There was little to do on Virgin Gorda, but The Baths area was beautiful and made for a great day at the beach Tortola itself is pretty, but has little to do and few places for the wives to shop.
St. Thomas was the best stop on this route. Shopping is the order of the day, and if you've ever wanted to buy it, chances are it's here and at a discount. It reminded me of Nassau in a lot of ways. Minus the heckling by street vendors, that is. We took a taxi that we hailed in the downtown area to Megan's Bay. I think this is one of the most beautiful places I've ever seen. Right up there with Dunn's River Falls in Jamaica. This is a secluded beach that is surrounded on three sides by lush mountains. Kind of like a tropical fjord, if you can picture that. Definitely worth the $8 cab fare.

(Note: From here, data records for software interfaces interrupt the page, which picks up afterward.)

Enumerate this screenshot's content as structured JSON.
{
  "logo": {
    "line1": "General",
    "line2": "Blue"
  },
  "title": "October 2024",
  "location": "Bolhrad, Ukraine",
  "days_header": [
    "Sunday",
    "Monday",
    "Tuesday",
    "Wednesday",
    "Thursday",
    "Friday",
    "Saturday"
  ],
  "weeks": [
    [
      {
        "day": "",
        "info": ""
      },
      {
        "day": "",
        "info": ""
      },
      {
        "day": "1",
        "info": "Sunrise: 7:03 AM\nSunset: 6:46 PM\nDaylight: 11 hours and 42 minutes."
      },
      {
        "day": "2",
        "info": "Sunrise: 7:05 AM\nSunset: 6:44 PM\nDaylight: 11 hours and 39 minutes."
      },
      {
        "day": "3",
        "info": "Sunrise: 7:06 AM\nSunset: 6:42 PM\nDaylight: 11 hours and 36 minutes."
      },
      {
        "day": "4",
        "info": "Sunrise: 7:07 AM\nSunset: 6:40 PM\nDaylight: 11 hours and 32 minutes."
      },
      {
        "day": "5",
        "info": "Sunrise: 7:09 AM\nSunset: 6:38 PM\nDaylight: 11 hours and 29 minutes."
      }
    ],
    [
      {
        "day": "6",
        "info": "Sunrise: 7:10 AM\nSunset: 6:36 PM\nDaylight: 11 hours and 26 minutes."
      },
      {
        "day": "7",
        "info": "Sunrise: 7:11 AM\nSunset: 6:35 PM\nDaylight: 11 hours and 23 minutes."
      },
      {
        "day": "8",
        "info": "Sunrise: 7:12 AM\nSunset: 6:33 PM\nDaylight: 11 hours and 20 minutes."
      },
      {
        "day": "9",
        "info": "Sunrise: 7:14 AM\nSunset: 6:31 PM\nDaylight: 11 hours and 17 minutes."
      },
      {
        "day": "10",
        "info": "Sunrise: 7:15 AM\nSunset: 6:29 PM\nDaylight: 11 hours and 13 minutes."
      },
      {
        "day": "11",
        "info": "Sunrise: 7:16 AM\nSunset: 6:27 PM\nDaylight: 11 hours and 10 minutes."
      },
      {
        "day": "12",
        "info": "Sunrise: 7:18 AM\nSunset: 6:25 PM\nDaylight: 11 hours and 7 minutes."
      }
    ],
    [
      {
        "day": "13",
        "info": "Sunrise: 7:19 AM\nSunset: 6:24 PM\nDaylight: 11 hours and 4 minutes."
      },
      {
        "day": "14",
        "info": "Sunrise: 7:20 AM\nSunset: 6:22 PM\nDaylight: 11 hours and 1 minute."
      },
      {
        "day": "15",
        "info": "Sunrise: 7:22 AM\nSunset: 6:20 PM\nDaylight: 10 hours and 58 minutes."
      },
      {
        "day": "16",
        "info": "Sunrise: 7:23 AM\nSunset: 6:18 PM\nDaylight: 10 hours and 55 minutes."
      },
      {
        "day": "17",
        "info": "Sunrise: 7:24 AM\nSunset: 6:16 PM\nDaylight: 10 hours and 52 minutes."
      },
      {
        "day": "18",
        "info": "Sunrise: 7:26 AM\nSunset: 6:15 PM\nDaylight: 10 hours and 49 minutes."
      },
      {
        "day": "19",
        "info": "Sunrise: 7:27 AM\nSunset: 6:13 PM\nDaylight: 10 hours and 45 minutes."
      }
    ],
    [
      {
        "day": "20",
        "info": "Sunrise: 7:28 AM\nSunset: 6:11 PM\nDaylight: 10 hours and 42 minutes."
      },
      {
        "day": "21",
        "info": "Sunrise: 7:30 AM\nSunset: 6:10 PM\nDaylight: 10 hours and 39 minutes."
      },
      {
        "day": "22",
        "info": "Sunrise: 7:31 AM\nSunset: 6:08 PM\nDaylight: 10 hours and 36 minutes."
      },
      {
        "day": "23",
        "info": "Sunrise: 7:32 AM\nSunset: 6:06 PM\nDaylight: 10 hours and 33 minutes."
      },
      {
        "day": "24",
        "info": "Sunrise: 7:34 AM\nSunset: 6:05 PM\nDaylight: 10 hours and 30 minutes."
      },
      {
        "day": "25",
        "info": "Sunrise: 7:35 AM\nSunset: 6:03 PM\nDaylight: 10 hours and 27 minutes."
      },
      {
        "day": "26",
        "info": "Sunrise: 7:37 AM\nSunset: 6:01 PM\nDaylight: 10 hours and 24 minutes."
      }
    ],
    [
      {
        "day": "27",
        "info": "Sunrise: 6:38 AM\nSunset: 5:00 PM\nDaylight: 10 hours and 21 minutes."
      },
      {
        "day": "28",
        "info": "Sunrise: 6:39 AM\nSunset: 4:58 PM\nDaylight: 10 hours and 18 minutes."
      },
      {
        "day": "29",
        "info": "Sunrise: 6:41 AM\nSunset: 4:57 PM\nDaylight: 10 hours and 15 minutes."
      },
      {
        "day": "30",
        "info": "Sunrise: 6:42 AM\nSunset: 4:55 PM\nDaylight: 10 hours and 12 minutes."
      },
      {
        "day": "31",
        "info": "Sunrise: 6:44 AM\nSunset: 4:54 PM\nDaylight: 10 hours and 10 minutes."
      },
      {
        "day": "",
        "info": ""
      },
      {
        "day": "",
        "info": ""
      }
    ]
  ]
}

In closing, this was a good cruise on a great ship. If I had it to do all over again, I would have taken this ship on the Western Caribbean route that Carnival offers. I think that would have been the best of both worlds. There were things that we didn't like about this cruise, but the had more to do with the destinations than the ship and her crew. Take a good look at this ship, especially if you're a non-smoker. I doubt you'll be disappointed.
Chris and Debbie Rego